US President Joe Biden has warned Russian leader Vladimir Putin about election meddling in their first call mainly because counterparts, the White House says.
The conversation included a discussion about the ongoing opposition protests in Russia and an extension of the last remaining US-Russia nuclear arms pact.
Mr Putin congratulated the brand new US president on winning the election, according to a Russian statement.
Both parties said they decided to maintain contact continue.
Former US President Donald Trump sometimes undercut his individual administration's tough posture on Russia and was accused of being too deferential to Mr Putin.
But former President Barack Obama - under whom Mr Biden served as vice-president - was also criticized for failing woefully to check the Kremlin since it annexed Crimea, invaded eastern Ukraine and muscled in on Syria.
"President Biden made clear that america will act firmly in defence of its national interests in response to actions by Russia that harm us or our allies," a US statement said.
A White House readout of Tuesday afternoon's call said that both presidents also discussed the massive SolarWinds cyber-attack, which includes been blamed on Moscow, reports that the Kremlin put bounties on US soldiers in Afghanistan, and the poisoning of Russian opposition activist Alexei Navalny.
The Kremlin readout of the call did not refer to any points of friction the White House said have been raised by Mr Biden, who has in the past referred to Mr Putin as "a KGB thug".
Russian officials said their president had "noted that the normalisation of relations between Russia and the United States would meet the interests of both countries and - considering their specialized responsibility for maintaining security and stability on the planet - of the complete international community".
"Overall, the conversation between your leaders of Russia and america was of a good business-like and frank nature," the Kremlin statement added.

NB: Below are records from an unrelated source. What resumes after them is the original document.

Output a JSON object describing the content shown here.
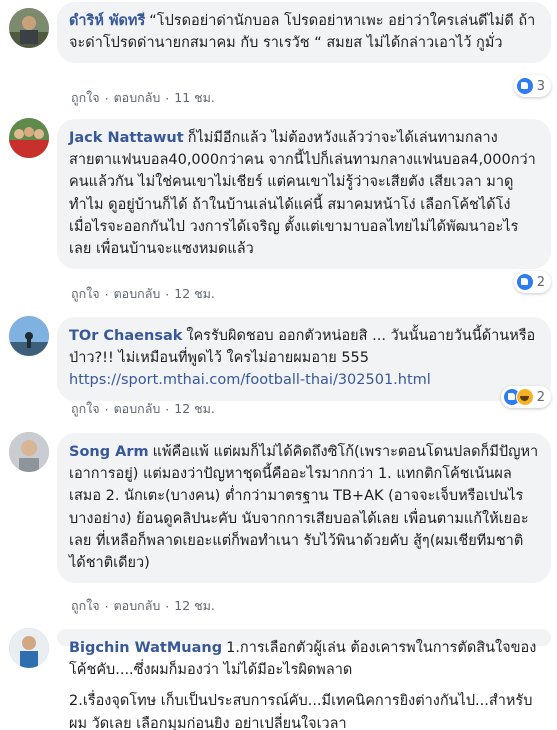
{
  "comments": [
    {
      "author": "ดำริห์ พัดทรี",
      "paragraphs": [
        "“โปรดอย่าด่านักบอล โปรดอย่าหาเพะ อย่าว่าใครเล่นดีไม่ดี ถ้าจะด่าโปรดด่านายกสมาคม กับ ราเรวัช “ สมยส ไม่ได้กล่าวเอาไว้ กูมั่ว"
      ],
      "reaction_count": "3",
      "like_label": "ถูกใจ",
      "reply_label": "ตอบกลับ",
      "time": "11 ชม."
    },
    {
      "author": "Jack Nattawut",
      "paragraphs": [
        "ก็ไม่มีอีกแล้ว ไม่ต้องหวังแล้วว่าจะได้เล่นทามกลางสายตาแฟนบอล40,000กว่าคน จากนี้ไปก็เล่นทามกลางแฟนบอล4,000กว่าคนแล้วกัน ไม่ใช่คนเขาไม่เชียร์ แต่คนเขาไม่รู้ว่าจะเสียตัง เสียเวลา มาดูทำไม ดูอยู่บ้านก็ได้ ถ้าในบ้านเล่นได้แค่นี้ สมาคมหน้าโง่ เลือกโค้ชได้โง่ เมื่อไรจะออกกันไป วงการได้เจริญ ตั้งแต่เขามาบอลไทยไม่ได้พัฒนาอะไรเลย เพื่อนบ้านจะแซงหมดแล้ว"
      ],
      "reaction_count": "2",
      "like_label": "ถูกใจ",
      "reply_label": "ตอบกลับ",
      "time": "12 ชม."
    },
    {
      "author": "TOr Chaensak",
      "paragraphs": [
        "ใครรับผิดชอบ ออกตัวหน่อยสิ ... วันนั้นอายวันนี้ด้านหรือป่าว?!! ไม่เหมือนที่พูดไว้ ใครไม่อายผมอาย 555"
      ],
      "link": "https://sport.mthai.com/football-thai/302501.html",
      "reaction_count": "2",
      "like_label": "ถูกใจ",
      "reply_label": "ตอบกลับ",
      "time": "12 ชม."
    },
    {
      "author": "Song Arm",
      "paragraphs": [
        "แพ้คือแพ้ แต่ผมก็ไม่ได้คิดถึงซิโก้(เพราะตอนโดนปลดก็มีปัญหาเอาการอยู่) แต่มองว่าปัญหาชุดนี้คืออะไรมากกว่า 1. แทกติกโค้ชเน้นผลเสมอ 2. นักเตะ(บางคน) ต่ำกว่ามาตรฐาน TB+AK (อาจจะเจ็บหรือเปนไรบางอย่าง) ย้อนดูคลิปนะคับ นับจากการเสียบอลได้เลย เพื่อนตามแก้ให้เยอะเลย ที่เหลือก็พลาดเยอะแต่ก็พอทำเนา รับไว้พินาด้วยคับ สู้ๆ(ผมเชียทีมชาติได้ชาติเดียว)"
      ],
      "like_label": "ถูกใจ",
      "reply_label": "ตอบกลับ",
      "time": "12 ชม."
    },
    {
      "author": "Bigchin WatMuang",
      "paragraphs": [
        "1.การเลือกตัวผู้เล่น ต้องเคารพในการตัดสินใจของโค้ชคับ....ซึ่งผมก็มองว่า ไม่ได้มีอะไรผิดพลาด",
        "2.เรื่องจุดโทษ เก็บเป็นประสบการณ์คับ...มีเทคนิคการยิงต่างกันไป...สำหรับผม วัดเลย เลือกมุมก่อนยิง อย่าเปลี่ยนใจเวลา"
      ]
    }
  ],
  "icons": {
    "like": "like-reaction-icon",
    "haha": "haha-reaction-icon"
  },
  "colors": {
    "author": "#385898",
    "bubble": "#f2f3f5",
    "meta": "#606770",
    "like_blue": "#2d7cf4"
  }
}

The two leaders seemed to seal an agreement to renew New Start, an Obama-era accord that limits the amounts of warheads, missiles and launchers in the US-Russian nuclear arsenals.
It was due to expire the following month, and Mr Trump had refused to sign on.